Set Current Location
Nestled in the Yale University Campus, Battell Chapel was built in the late 19th Century and is one of the largest chapels on campus. The chapel boasts of beautiful Victorian Gothic style of architecture and was designed by Russell Sturgis, a famed architect of the country. This chapel has gone several renovations and sees architectural elements by Josiah Cleaveland Cady. The interiors of this charming chapel include a beautiful altar, chapel clock with five bells, an apse, magnificent stained-glass windows and more. Besides being a religious place, the chapel is also used as an event venue and hosts several concerts and music events regularly.
This funky (and popular with the Yale crowd) bookstore offers an expansive selection for all ages and tastes, plus a fun adjoining cafe to grab a bite or drink and to further enjoy the literary experience. The store faces busy Chapel Street and if you are lucky enough to grab a place by the window, you can add people watching to the experience. Close to the Yale University Art Gallery and other Yale attractions, Atticus is a great place for the bookish as well as the hungry tourist.
With more than 200 hundred stores in the United States and Canada, Ten Thousand Villages brings fine quality handicrafts from all over the world to New Haven. Beautiful handmade crafts and textiles, toys and home accessories fill the small boutique run by volunteers of this non-profit operation. The proceeds from these purchases assist third world crafts people in many ways including income to pay for food, clothing, housing, health care and education for their families. This is a perfect place to pick out a unique gift for a special person (or yourself!) while making a difference in the lives of third world artisans.
Wave is a gallery and boutique shop located in Downtown New Haven. Wave specializes in beautiful jewelry and handmade crafts, gifts and other decor items. The friendly staff is happy to help you with anything from picking out that perfect pair of earrings to match your outfit to finding the perfect gift for your friend's wedding.

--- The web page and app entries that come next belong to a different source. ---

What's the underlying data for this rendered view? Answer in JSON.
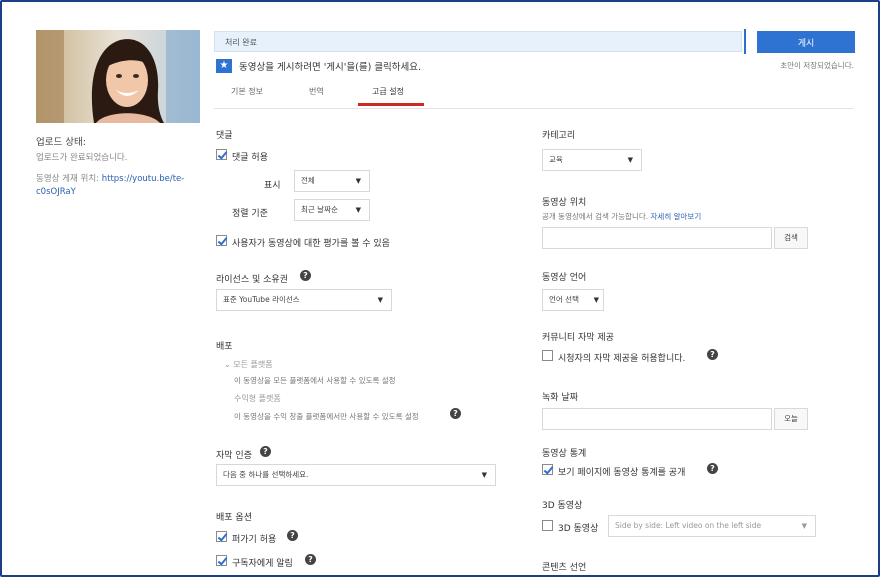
{
  "header": {
    "status_bar_text": "처리 완료",
    "publish_label": "게시",
    "saved_text": "초안이 저장되었습니다.",
    "instruction": "동영상을 게시하려면 '게시'을(를) 클릭하세요."
  },
  "tabs": [
    {
      "label": "기본 정보"
    },
    {
      "label": "번역"
    },
    {
      "label": "고급 설정"
    }
  ],
  "sidebar": {
    "upload_status_label": "업로드 상태:",
    "upload_status_value": "업로드가 완료되었습니다.",
    "video_link_label": "동영상 게재 위치:",
    "video_link_url": "https://youtu.be/te-c0sOJRaY"
  },
  "left": {
    "comments_heading": "댓글",
    "allow_comments": "댓글 허용",
    "show_label": "표시",
    "show_value": "전체",
    "sort_label": "정렬 기준",
    "sort_value": "최근 날짜순",
    "ratings_label": "사용자가 동영상에 대한 평가를 볼 수 있음",
    "license_heading": "라이선스 및 소유권",
    "license_value": "표준 YouTube 라이선스",
    "distribution_heading": "배포",
    "dist_all_label": "모든 플랫폼",
    "dist_all_desc": "이 동영상을 모든 플랫폼에서 사용할 수 있도록 설정",
    "dist_monetized_label": "수익형 플랫폼",
    "dist_monetized_desc": "이 동영상을 수익 창출 플랫폼에서만 사용할 수 있도록 설정",
    "caption_cert_heading": "자막 인증",
    "caption_cert_value": "다음 중 하나를 선택하세요.",
    "broadcast_heading": "배포 옵션",
    "allow_embed": "퍼가기 허용",
    "notify_subscribers": "구독자에게 알림"
  },
  "right": {
    "category_heading": "카테고리",
    "category_value": "교육",
    "location_heading": "동영상 위치",
    "location_desc": "공개 동영상에서 검색 가능합니다.",
    "location_link": "자세히 알아보기",
    "search_button": "검색",
    "language_heading": "동영상 언어",
    "language_value": "언어 선택",
    "community_heading": "커뮤니티 자막 제공",
    "community_label": "시청자의 자막 제공을 허용합니다.",
    "recording_date_heading": "녹화 날짜",
    "today_button": "오늘",
    "stats_heading": "동영상 통계",
    "stats_label": "보기 페이지에 동영상 통계를 공개",
    "video3d_heading": "3D 동영상",
    "video3d_label": "3D 동영상",
    "video3d_value": "Side by side: Left video on the left side",
    "content_heading": "콘텐츠 선언"
  },
  "colors": {
    "accent": "#2e72d2",
    "tab_active_underline": "#cc2a22",
    "frame": "#1a3f86"
  }
}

This shop is a true piece of New Haven history, and it is worth a stop inside regardless of your smoking habits. Conveniently located across the street from the Shubert Theatre, past customers include Vincent Price, Olivia de Havilland and Rex Harrison. Two employees from the 1950s still work here; one an expert in pipe repair and the other a specialist in mixing tobaccos. The shop offers a walk-in humidor, cigar lounge and cafe, plus everything from hand-blended tobaccos and handcrafted pipes to music boxes, writing instruments and chess sets.
Little known to many visitors to the New Haven and Yale area, this museum is a wonderful treasure with displays of nearly 1000 musical instruments and other artifacts. The museum is one of the largest and most important repositories of musical instruments in the world, and is especially known for its collection of clavichords, harpsichords and pianos. Located on historic Hillhouse Avenue (described by Mark Twain as "the most beautiful street in America"), this quiet museum is not to be missed.
Reynolds Fine Art is a gallery that stocks beautiful contemporary art from both American and International artists. The gallery presents exhibits and other events throughout the year with the aim of increasing the cultural enrichment of New Haven. The gallery displays art from many different mediums, including painting, sketches and sculpture.
The David S. Ingalls Rink in Yale University is a specimen of great architecture. Designed by Eero Saarinen, the structure has been inspired by the sport of skating. It has been the venue for many an exciting men's and women's hoceky games. An audience of 3,486 can be seated in the hall, while there are three locker rooms for the players. The rink is well-lit and has good facilities. A special mention must be made of the reception room which proudly displays photographs of previous games. The rink is open 18 hours a day. Call for details.
Venture into Yale's exciting natural history museum. This is the only museum in Connecticut with fossil dinosaur material on permanent display. The Pulitzer Award winning "The Age of Reptiles" mural (a beautiful work of art in itself) depicts 300 million years of prehistory. Explore the cultures and history of peoples of the world through exhibits on Ancient Egypt, Mesoamerica, the Andes and the Great Plains, just to mention a few. It is best to visit during non-school hours.
Named after the fraternal brotherhood, the Knights of Columbus museum is one of the finest religiously themed museums in America. Situated beside the Supreme Council office, the museum strives to put the various activities of the Knights of Columbus fraternity into the forefront of the world. The numerous material sources and artifacts pertaining to the fraternity are on show in this Columbus Plaza museum.
Take a break from your hectic city life and spend some time amidst nature as you visit the Long Wharf Nature Preserve. Spread across 15 acres (6.8 hectares) of land, this nature preserve is home to variety of flora and fauna that are native to Connecticut. Witness the native cactus, Opuntia Humifusa or just enjoy the sites of the colorful flowers, this is a great spot for a day outing with your loved ones. The marsh land also sees the beautiful egrets regularly and makes a scenic spot for photography as well.
Pardee-Morris House—beautifully restored and preserved home near Lighthouse Point Park shows you what life was like for a prominent New Haven family in the 1700s. The home is maintained and run by the New Haven Colony Historical Society, and is open weekends June through August. After your tour of the museum, walk around the park to enjoy a panorama of Long Island Sound.